## ABOUT THIS EXERCISE:
Which lines in the records below mention the word "JSON"? Copy each one out.
(PROVIDED DATA Opens)
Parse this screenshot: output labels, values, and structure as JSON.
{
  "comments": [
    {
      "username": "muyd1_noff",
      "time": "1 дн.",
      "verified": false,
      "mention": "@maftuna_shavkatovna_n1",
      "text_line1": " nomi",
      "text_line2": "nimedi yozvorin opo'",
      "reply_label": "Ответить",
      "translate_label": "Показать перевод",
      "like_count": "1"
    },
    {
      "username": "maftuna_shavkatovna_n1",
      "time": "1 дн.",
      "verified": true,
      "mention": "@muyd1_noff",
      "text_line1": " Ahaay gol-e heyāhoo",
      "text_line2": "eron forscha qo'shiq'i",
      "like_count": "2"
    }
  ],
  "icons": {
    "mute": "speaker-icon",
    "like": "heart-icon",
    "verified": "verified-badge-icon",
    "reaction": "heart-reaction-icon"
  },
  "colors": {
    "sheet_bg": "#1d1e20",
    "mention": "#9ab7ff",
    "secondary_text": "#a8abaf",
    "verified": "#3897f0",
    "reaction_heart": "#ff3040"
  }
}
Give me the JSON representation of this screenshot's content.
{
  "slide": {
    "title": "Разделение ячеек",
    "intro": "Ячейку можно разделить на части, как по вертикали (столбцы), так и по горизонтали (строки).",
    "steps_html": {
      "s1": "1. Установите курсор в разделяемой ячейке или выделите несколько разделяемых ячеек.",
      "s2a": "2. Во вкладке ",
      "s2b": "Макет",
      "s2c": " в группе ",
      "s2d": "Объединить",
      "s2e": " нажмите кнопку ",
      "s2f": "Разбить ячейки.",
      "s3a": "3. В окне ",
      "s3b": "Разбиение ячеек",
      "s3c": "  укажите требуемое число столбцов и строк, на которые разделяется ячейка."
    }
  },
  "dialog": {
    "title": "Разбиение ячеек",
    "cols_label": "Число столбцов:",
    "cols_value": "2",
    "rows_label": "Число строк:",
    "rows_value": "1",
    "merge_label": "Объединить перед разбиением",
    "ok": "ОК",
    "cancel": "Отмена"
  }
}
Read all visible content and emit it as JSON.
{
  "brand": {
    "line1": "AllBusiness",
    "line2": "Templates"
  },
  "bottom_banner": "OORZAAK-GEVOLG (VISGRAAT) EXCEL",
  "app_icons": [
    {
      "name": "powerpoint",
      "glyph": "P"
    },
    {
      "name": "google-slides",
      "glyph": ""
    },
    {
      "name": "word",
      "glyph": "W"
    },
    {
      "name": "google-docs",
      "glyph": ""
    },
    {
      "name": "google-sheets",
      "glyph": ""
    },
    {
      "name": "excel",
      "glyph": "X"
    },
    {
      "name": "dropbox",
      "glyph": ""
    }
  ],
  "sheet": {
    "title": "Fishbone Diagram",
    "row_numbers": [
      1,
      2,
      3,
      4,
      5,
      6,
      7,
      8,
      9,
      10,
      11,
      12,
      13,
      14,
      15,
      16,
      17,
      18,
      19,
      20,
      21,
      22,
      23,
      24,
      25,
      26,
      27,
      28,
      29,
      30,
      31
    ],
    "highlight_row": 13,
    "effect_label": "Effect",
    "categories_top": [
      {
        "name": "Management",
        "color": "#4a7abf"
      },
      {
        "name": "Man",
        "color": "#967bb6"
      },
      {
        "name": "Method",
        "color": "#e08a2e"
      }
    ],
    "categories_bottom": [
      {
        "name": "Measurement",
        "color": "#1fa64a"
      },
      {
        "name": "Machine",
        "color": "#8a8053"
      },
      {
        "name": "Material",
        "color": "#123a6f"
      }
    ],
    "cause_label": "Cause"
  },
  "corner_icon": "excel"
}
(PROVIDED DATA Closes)
## ANSWER SECTION:
Parse this screenshot: output labels, values, and structure as JSON.
Give me the JSON representation of this screenshot's content.
Read all visible content and emit it as JSON.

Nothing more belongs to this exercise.